JONES: When you see someone and they got that pride, that light in their eye is relit, their potential is unlimited and they're showing their little boys and little girls what it means to be a man, what it means to be a dad.


BOLDUAN: That is this week's CNN Hero.

CUOMO: Few lessons are more important than that one.

All right coming up on NEW DAY a Wisconsin man went to extremes to sample the menu at McDonald's and when I say the menu, I mean all of it. It's our award of the day coming up. I got a big mouth but I don't even think I could eat that.


BOLDUAN: New Mexico is like that right? Weren't you in Mexico for a while.

PEREIRA: A lot of conversation going on.


PEREIRA: I don't know where to look.


CUOMO: I'm having a good morning and now we have John Berman here.

BOLDUAN: I'll never going to live this down.

CUOMO: To give us his NEW DAY award of the day.

BOLDUAN: Save us.

CUOMO: I said my chest.

JOHN BERMAN, CNN CORRESPONDENT: It's always good to follow Jake Gyllenhaal here when you're a dude. I have a breakfast special for you this morning. Meet Nick Chipman from Wisconsin. He likes McDonald's a lot.

PEREIRA: What is wrong with him?

BERMAN: So much they decided to order all of it at once-- seriously, all of it at once.
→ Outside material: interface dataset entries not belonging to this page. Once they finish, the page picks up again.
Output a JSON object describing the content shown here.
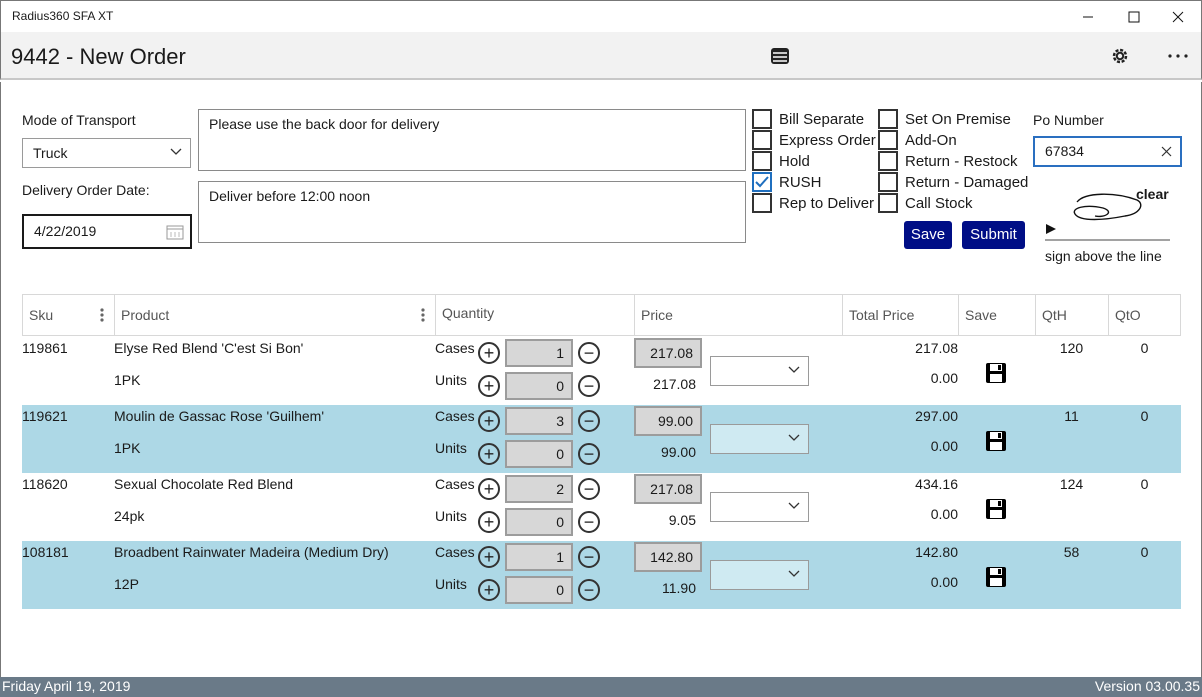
{
  "window": {
    "title": "Radius360 SFA XT",
    "minimize_icon": "minimize-icon",
    "maximize_icon": "maximize-icon",
    "close_icon": "close-icon"
  },
  "header": {
    "title": "9442 - New Order",
    "icons": [
      "list-icon",
      "gear-icon",
      "more-icon"
    ]
  },
  "form": {
    "mode_of_transport_label": "Mode of Transport",
    "mode_of_transport_value": "Truck",
    "delivery_date_label": "Delivery Order Date:",
    "delivery_date_value": "4/22/2019",
    "note1": "Please use the back door for delivery",
    "note2": "Deliver before 12:00 noon",
    "po_label": "Po Number",
    "po_value": "67834",
    "save_label": "Save",
    "submit_label": "Submit",
    "clear_label": "clear",
    "sign_label": "sign above the line"
  },
  "checkboxes_left": [
    {
      "label": "Bill Separate",
      "checked": false
    },
    {
      "label": "Express Order",
      "checked": false
    },
    {
      "label": "Hold",
      "checked": false
    },
    {
      "label": "RUSH",
      "checked": true
    },
    {
      "label": "Rep to Deliver",
      "checked": false
    }
  ],
  "checkboxes_right": [
    {
      "label": "Set On Premise",
      "checked": false
    },
    {
      "label": "Add-On",
      "checked": false
    },
    {
      "label": "Return - Restock",
      "checked": false
    },
    {
      "label": "Return - Damaged",
      "checked": false
    },
    {
      "label": "Call Stock",
      "checked": false
    }
  ],
  "table": {
    "columns": [
      "Sku",
      "Product",
      "Quantity",
      "Price",
      "Total Price",
      "Save",
      "QtH",
      "QtO"
    ],
    "cases_label": "Cases",
    "units_label": "Units",
    "rows": [
      {
        "sku": "119861",
        "product": "Elyse Red Blend 'C'est Si Bon'",
        "pack": "1PK",
        "cases": "1",
        "units": "0",
        "case_price": "217.08",
        "unit_price": "217.08",
        "total_cases": "217.08",
        "total_units": "0.00",
        "qth": "120",
        "qto": "0"
      },
      {
        "sku": "119621",
        "product": "Moulin de Gassac Rose 'Guilhem'",
        "pack": "1PK",
        "cases": "3",
        "units": "0",
        "case_price": "99.00",
        "unit_price": "99.00",
        "total_cases": "297.00",
        "total_units": "0.00",
        "qth": "11",
        "qto": "0"
      },
      {
        "sku": "118620",
        "product": "Sexual Chocolate Red Blend",
        "pack": "24pk",
        "cases": "2",
        "units": "0",
        "case_price": "217.08",
        "unit_price": "9.05",
        "total_cases": "434.16",
        "total_units": "0.00",
        "qth": "124",
        "qto": "0"
      },
      {
        "sku": "108181",
        "product": "Broadbent Rainwater Madeira (Medium Dry)",
        "pack": "12P",
        "cases": "1",
        "units": "0",
        "case_price": "142.80",
        "unit_price": "11.90",
        "total_cases": "142.80",
        "total_units": "0.00",
        "qth": "58",
        "qto": "0"
      }
    ]
  },
  "status": {
    "date": "Friday April 19, 2019",
    "version": "Version 03.00.35"
  },
  "colors": {
    "accent_button": "#000e86",
    "row_highlight": "#add8e6",
    "statusbar": "#6a7a88"
  }
}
He set out to make a sandwich with every single breakfast and lunch sandwich on the McDonald's sandwich. He calls this the McEverything comprised of 43 total sandwiches, it cost him $141 bucks. He stacked them up together and connected them with bamboo skewers and he actually placed the order, goes in and orders all 43 sandwiches at once and the person behind the counter asks him one question, "Why?" So this was his response obviously.


NICK CHIPMAN: Why not? I mean the first guy to climb Mt. Everest asked him why, and he said because I can, you know. Because no one has.


PEREIRA: Because you can.

BERMAN: You know Nick Chipman wins our award today. He has to. The man who made the McEverything wins the "Everything in Moderation" award. Because guess what?


BERMAN: He didn't order fries with this because that would be excessive.

BOLDUAN: Did he get hash browns?

BERMAN: He got just the sandwich and a diet coke.

PEREIRA: And a diet Coke.

BERMAN: Because he didn't want to get like the sugared coke. What is wrong with this guy?

PEREIRA: Isn't that always the crazy punch line they always love the diet Coke.

BOLDUAN: I love it. Mt. Everest, the McEverything -- they're right on par.


CUOMO: And side order for like a liver.

BERMAN: He's going to eat it. You know, he's going to eat it over three days. He's going to put some in his fridge and snack on it.

CUOMO: And Morgan Spurlock is going to show up at his house.

BERMAN: He says he's not trying to overdo Spurlock. I like what he's doing in a way more than Spurlock because it's a celebration.

BOLDUAN: Yes, Spurlock is going to come after you now.

BERMAN: Well, you know, I get a pedicure with Spurlock.

BOLDUAN: Yesterday was the rub. Now you come over --


PEREIRA: He's coming after you? You need protection.

BERMAN: I got Jake Gyllenhaal here looking out for me, I'll be ok.

CUOMO: Two cool dudes.

BERMAN: Two cool dudes, me and Jake.

PEREIRA: Well done.


CUOMO: It's been a great day here on NEW DAY.

PEREIRA: Jake Gyllenhaal.

CUOMO: Thanks for being with us. Have a great weekend. PEREIRA: Thanks.

CUOMO: It's time for "CNN NEWSROOM". Jake Gyllenhaal says the best, the most beautiful person at CNN, not me, shockingly, Carol Costello.

CAROL COSTELLO, CNN ANCHOR: Oh, he did not. But I'll take it.

BOLDUAN: I'm telling you. We don't lie. Pretend that he did.

CUOMO: It's what he said. I was shocked myself.

COSTELLO: Have a great weekend guys. Thanks so much.

"NEWSROOM" starts now.

Happening now in the "NEWSROOM" battle lines drawn --


JOHN BOEHNER (R-OH), SPEAKER OF THE HOUSE: We'll deliver a big victory.


COSTELLO: The GOP and the government shutdown fight getting ugly.


REP. PETER KING (R), NEW YORK: We as House Republicans should stop letting Ted Cruz set our agenda for us.


COSTELLO: On Twitter, "Wendy Davis has more beep than Ted Cruz and "Wave white flag and surrender."